▶ [Data records]
__________
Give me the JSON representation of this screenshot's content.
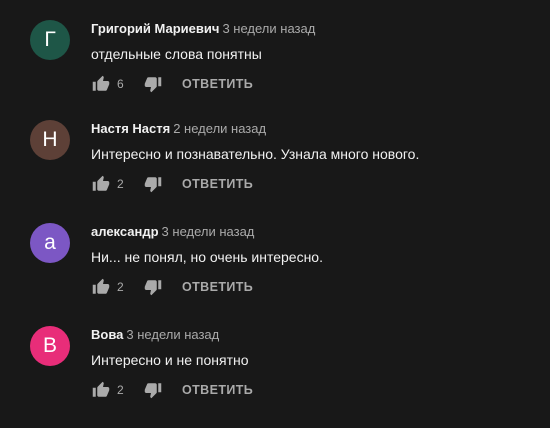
{
  "comments": [
    {
      "avatar_letter": "Г",
      "avatar_color": "#1e5647",
      "author": "Григорий Мариевич",
      "time": "3 недели назад",
      "text": "отдельные слова понятны",
      "likes": "6",
      "reply_label": "ОТВЕТИТЬ",
      "like_icon": "thumb-up-icon",
      "dislike_icon": "thumb-down-icon"
    },
    {
      "avatar_letter": "Н",
      "avatar_color": "#5d4037",
      "author": "Настя Настя",
      "time": "2 недели назад",
      "text": "Интересно и познавательно. Узнала много нового.",
      "likes": "2",
      "reply_label": "ОТВЕТИТЬ",
      "like_icon": "thumb-up-icon",
      "dislike_icon": "thumb-down-icon"
    },
    {
      "avatar_letter": "а",
      "avatar_color": "#7c57c4",
      "author": "александр",
      "time": "3 недели назад",
      "text": "Ни... не понял, но очень интересно.",
      "likes": "2",
      "reply_label": "ОТВЕТИТЬ",
      "like_icon": "thumb-up-icon",
      "dislike_icon": "thumb-down-icon"
    },
    {
      "avatar_letter": "В",
      "avatar_color": "#e82d79",
      "author": "Вова",
      "time": "3 недели назад",
      "text": "Интересно и не понятно",
      "likes": "2",
      "reply_label": "ОТВЕТИТЬ",
      "like_icon": "thumb-up-icon",
      "dislike_icon": "thumb-down-icon"
    }
  ],
  "colors": {
    "background": "#181818",
    "text_primary": "#f1f1f1",
    "text_secondary": "#aaaaaa"
  }
}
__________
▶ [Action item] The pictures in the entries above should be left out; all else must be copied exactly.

▶ [Answer to the problem]
Give me the JSON representation of this screenshot's content.
{
  "comments": [
    {
      "avatar_letter": "Г",
      "avatar_color": "#1e5647",
      "author": "Григорий Мариевич",
      "time": "3 недели назад",
      "text": "отдельные слова понятны",
      "likes": "6",
      "reply_label": "ОТВЕТИТЬ",
      "like_icon": "thumb-up-icon",
      "dislike_icon": "thumb-down-icon"
    },
    {
      "avatar_letter": "Н",
      "avatar_color": "#5d4037",
      "author": "Настя Настя",
      "time": "2 недели назад",
      "text": "Интересно и познавательно. Узнала много нового.",
      "likes": "2",
      "reply_label": "ОТВЕТИТЬ",
      "like_icon": "thumb-up-icon",
      "dislike_icon": "thumb-down-icon"
    },
    {
      "avatar_letter": "а",
      "avatar_color": "#7c57c4",
      "author": "александр",
      "time": "3 недели назад",
      "text": "Ни... не понял, но очень интересно.",
      "likes": "2",
      "reply_label": "ОТВЕТИТЬ",
      "like_icon": "thumb-up-icon",
      "dislike_icon": "thumb-down-icon"
    },
    {
      "avatar_letter": "В",
      "avatar_color": "#e82d79",
      "author": "Вова",
      "time": "3 недели назад",
      "text": "Интересно и не понятно",
      "likes": "2",
      "reply_label": "ОТВЕТИТЬ",
      "like_icon": "thumb-up-icon",
      "dislike_icon": "thumb-down-icon"
    }
  ],
  "colors": {
    "background": "#181818",
    "text_primary": "#f1f1f1",
    "text_secondary": "#aaaaaa"
  }
}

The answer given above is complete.